CALIFORNIA CITY – The city will require another interim budget and a special meeting has been called for 5 p.m. on Tuesday, July 30 to address the issue. Council met Wednesday for a special budget workshop that was mainly a chance for consultant Andy Heath to present a preliminary budget outline.
New Councilmember Ron Smith was out of town but participated via a telephone call from Plano, Texas. Mayor Pro Tem Eugene Stump was stuck in Los Angeles area traffic and unable to participate - although he did listen in via cellphone.
“In order to put a budget together for the city in the future is important to understand exactly what the base is,” said Heath. “So for tonight's presentation, we'll be talking about an overview of the preliminary base budget development process and some of the assumptions that went into this budget.”
The budget was developed following a review of Fiscal Year 2017-18 activity as submitted to auditors and a review of FY 2018-19 financial activity to date. Discussions with department heads were held to determine financial needs and deliver a base and some supplemental service requirements.
“We did receive as I mentioned, fiscal 17-18 activity submitted to the auditors,” said Heath. “The audit for fiscal 17-18 is not yet complete. However, all of the information and the majority of the accruals, the majority of the accounting adjustments that need to be done are inherent in the information that's been given to the auditors for 17-18.”
He said the preliminary budget is focused on sustainability - the use of ongoing revenues to support ongoing expenditures - and financial forecasts and models for the main operating funds.
“We use conservative practices,” said Heath. “So one of the core tenets of putting a budget together is to be conservative, not to be overly conservative, but to be conservative for both revenues and expenditures. You never want to overestimate returns and you never want to underestimate expenditures.”
The preliminary budget currently projects total revenues for city operations and enterprise funds in FY 2019-20 at $24,841,263 and expenditures totaling $29,850,557.
“What what you see tonight is kind of a big challenge, said Heath. “But I What I showed you is what your budget looks like from a base perspective, from a high level funding, big picture.”
General Fund revenues are expected to be $4,108,769 with expenditures of $4,317,948. The bulk of the funding - some 52% - coming from property taxes.
“This preliminary budget is set up into different categories - there's four distinct categories,” said Heath. “First of all, you have personal services. Personal services represents the funding for all of the personnel service costs associated with employing positions throughout the city, accounts for all of the salary increases as stated in recently initiated contract increases.

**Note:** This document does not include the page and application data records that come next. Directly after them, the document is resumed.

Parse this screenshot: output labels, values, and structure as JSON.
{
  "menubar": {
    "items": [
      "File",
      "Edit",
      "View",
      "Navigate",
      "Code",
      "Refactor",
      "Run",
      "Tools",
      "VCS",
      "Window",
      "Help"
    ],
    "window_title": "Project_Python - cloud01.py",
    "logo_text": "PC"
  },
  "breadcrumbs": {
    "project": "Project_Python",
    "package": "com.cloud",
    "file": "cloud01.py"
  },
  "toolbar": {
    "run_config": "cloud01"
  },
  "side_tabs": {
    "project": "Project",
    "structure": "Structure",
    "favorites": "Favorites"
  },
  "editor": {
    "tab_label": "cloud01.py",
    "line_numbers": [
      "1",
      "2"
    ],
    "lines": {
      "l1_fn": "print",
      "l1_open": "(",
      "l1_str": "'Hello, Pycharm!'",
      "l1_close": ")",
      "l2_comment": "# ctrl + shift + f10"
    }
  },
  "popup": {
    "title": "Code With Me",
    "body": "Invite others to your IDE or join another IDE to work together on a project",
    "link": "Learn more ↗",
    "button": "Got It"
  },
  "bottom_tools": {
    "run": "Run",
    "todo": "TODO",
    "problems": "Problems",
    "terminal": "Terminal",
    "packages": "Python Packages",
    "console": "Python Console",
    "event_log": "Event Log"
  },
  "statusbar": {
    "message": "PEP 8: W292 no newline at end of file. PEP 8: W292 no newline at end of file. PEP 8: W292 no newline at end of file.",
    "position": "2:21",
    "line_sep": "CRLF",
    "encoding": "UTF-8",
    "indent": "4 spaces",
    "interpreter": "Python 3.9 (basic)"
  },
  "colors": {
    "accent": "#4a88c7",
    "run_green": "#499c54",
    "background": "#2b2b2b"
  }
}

We also have non personal services, which accounts for necessary operating costs and production services and for things like insurance, for legal costs for utilities and things that really aren't attached specifically to the position.”
The other categories are capital costs and non salary transfers and debt service costs.

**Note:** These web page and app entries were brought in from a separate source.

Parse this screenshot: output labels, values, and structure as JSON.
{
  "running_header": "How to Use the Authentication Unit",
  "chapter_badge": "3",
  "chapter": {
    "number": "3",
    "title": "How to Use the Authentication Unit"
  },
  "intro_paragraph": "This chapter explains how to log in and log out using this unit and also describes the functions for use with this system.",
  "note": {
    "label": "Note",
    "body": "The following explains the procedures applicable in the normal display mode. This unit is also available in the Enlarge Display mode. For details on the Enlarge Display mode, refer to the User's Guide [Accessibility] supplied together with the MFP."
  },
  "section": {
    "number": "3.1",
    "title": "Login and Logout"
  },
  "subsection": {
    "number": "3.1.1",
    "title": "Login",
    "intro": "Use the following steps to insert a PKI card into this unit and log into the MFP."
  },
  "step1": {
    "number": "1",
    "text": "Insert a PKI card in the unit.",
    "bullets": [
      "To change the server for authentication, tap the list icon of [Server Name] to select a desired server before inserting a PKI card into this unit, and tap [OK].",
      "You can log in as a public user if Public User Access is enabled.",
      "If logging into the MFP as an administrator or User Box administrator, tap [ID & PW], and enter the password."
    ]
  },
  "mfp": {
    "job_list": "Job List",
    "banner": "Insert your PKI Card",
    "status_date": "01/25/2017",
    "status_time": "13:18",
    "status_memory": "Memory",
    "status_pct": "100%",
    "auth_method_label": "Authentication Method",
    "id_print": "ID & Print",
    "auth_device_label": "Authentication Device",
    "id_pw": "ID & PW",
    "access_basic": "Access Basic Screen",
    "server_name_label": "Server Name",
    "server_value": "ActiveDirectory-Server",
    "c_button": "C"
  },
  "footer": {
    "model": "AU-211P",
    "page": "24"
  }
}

“This is just a very generic overview,” said Heath. “There are a couple funds that are actually not part of this workshop, that will be included in future presentations. Particularly the housing fund, successor agency plan, and the SDI, those funds area special funds, They have their own setup and framework.”
Heath noted that not all the numbers are accurate as council had just voted to reduce the parcel tax fee by $10 at Tuesday’s council meeting. He reviewed proposed budgets for each of the city departments projected out to FY 2024-25, reminding council that Measure C funds have a sunset clause in 2024 which will result in a significant drop in revenue.
Following his presentation and questions from council and the public, council began discussing the details of the next meeting - originally scheduled for Thursday. Some of the city’s department heads seemed caught off-guard when told they would need to present a list of budget priorities at the next meeting.
After some discussion, it was decided to give department heads until Aug. 10 to present their priority lists and then an additional meeting on Aug. 13 to finalize the budget.
Planning Commission Chairman Jim Creighton, who was in the audience, reminded council that their current interim budget resolution expires on July 31. Additional back and forth resulted in direction to City Clerk Denise Hilliker to post an agenda for a special meeting on July 30 to discuss and enact an additional interim budget resolution.
Council will meet at 5 p.m. on Tuesday in council chambers, 21000 Hacienda Blvd., to approve a resolution authorizing interim expenditures through Aug. 31. The meeting is open to the public.